Every World Series of Poker features many players in search of their first ever cash at the Las Vegas gathering. Darrin Wright made that dream come true in style, by winning the $600 No-Limit Hold’em/Pot-Limit Omaha mixed event.
Like many of the lower buy-in tournaments on this year’s schedule, the event attracted one of the larger fields at 1,569 entrants. This produced a total prize pool of $800,190, of which Wright took home $127,219.
Onlookers were amazed by Wright’s aggressive approach at the final eight-handed table, at which he personally eliminated five of his seven opponents.
While being involved in the majority of pots typically requires a particularly favorable card distribution, the PLO portion of the event worked in Wright’s favor. The combination of the pot-limit betting structure preflop, along with the fact that hand equities run close in PLO, allows for a big stack to pound on the smaller stacks. Wright carried out this strategy to perfection.
A strange mix?
To the uninitiated, combining two forms of poker with different betting structures may seem somewhat random. Beyond the blinds and community card board, the games are quite different, so is WSOP simply trying too hard?
It turns out the NLHE/PLO mix has its origins in cash-game play.
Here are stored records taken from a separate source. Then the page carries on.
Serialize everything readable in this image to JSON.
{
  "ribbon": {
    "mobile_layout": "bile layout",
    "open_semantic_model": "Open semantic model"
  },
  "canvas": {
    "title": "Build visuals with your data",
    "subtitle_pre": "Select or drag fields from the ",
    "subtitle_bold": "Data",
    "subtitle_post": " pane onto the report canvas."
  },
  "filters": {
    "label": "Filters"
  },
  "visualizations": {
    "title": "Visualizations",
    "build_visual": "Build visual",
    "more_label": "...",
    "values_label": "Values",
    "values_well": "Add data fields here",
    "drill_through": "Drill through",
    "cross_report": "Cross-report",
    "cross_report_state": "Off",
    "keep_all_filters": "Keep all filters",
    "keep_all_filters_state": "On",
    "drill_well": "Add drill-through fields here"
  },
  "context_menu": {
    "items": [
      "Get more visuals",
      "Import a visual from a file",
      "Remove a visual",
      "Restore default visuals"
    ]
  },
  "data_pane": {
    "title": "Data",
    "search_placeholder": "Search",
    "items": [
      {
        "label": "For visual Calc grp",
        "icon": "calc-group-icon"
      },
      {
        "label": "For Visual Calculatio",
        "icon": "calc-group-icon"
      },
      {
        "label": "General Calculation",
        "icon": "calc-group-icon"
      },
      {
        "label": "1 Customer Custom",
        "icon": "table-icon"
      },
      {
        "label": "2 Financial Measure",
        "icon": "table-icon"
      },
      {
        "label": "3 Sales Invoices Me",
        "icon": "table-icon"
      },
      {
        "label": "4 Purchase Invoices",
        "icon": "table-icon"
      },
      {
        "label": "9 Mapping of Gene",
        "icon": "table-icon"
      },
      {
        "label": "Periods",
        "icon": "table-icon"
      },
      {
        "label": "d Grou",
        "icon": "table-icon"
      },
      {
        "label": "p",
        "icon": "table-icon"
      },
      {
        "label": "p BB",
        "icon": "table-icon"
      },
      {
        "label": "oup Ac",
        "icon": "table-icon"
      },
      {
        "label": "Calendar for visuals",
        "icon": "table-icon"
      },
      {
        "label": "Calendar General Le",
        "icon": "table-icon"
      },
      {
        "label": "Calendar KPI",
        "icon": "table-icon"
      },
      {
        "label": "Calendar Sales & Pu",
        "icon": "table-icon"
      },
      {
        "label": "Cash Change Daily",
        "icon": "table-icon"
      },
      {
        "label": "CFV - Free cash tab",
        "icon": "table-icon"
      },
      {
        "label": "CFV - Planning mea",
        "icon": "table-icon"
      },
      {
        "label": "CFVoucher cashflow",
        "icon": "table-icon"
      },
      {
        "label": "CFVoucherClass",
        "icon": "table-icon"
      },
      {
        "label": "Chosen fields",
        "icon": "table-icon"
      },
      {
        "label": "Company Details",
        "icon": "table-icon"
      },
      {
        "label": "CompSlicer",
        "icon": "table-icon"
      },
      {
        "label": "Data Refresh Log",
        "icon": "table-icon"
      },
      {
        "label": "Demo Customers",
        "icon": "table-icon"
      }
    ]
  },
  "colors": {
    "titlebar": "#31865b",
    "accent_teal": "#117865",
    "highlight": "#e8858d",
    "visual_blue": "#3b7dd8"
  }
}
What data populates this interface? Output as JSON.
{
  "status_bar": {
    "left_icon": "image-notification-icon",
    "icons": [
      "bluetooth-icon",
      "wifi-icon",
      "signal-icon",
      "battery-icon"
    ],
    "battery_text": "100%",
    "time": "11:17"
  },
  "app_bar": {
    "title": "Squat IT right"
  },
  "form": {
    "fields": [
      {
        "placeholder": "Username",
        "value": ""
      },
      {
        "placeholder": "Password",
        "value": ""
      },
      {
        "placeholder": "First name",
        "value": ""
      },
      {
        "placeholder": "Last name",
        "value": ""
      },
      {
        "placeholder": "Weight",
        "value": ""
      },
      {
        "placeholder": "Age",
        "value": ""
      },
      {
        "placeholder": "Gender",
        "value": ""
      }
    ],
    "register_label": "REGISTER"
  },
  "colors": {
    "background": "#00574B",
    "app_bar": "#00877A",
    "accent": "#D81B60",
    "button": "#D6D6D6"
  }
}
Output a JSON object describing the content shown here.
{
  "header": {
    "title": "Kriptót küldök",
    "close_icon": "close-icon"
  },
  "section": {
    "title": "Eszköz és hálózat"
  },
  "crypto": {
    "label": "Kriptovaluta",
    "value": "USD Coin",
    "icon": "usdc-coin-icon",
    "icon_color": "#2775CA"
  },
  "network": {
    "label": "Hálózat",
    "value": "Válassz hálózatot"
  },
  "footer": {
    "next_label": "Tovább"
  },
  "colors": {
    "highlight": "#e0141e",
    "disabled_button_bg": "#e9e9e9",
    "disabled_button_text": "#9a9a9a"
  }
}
Even before the poker boom of the mid-2000s, it was not uncommon to find card rooms spreading this mix.
If this mix came at the request of a player, the rationale given was invariably that a round of PLO spiced up the monotony of NLHE. But in many cases, the reason behind the PLO addition was more rooted in practicality and profit.
To an uniformed hold’em player, PLO looks deceptively simple and like a similar game to hold’em. However, as all PLO specialists know, the game is full of traps for the unwary novice. Further, these same specialists go to considerable lengths to promote the game as “fun and full of gamble,” whereas in reality it is a technically-challenging game that can be mastered.
For many years, pot-limit poker was favored in Europe, whereas fixed-limit or no-limit structures dominated in the U.S. This led to the assertion among the Brits in particular that PLO was “their game,” and that they had an edge over Americans in any event.
There was certainly a strong crop of British PLO players in the 2000s, led by David “Devilfish” Ulliot. Despite dying in 2015, Ulliot still sits seventeenth on the all-time tournament PLO money list.
While it is possible that ongoing travel restrictions share some of the blame, the PLO performance of the Brits so far in this WSOP has failed to reinstate their claim to supremacy. Indeed in Event #50, the only Englishman at the final table was John Gilchrist.
Final table pay-outs
- Darrin Wright: $127,219
- Victor Paredes: $78,604
- Joshua Ray: $57,276
- Colten Yamagishi: $42,192
- Hanan Braun: $31,425
- Ryan Colton: $23,668
- John Gilchrist: $18,028
- Kyle Mclean: $13,889
Featured image source: Poker.org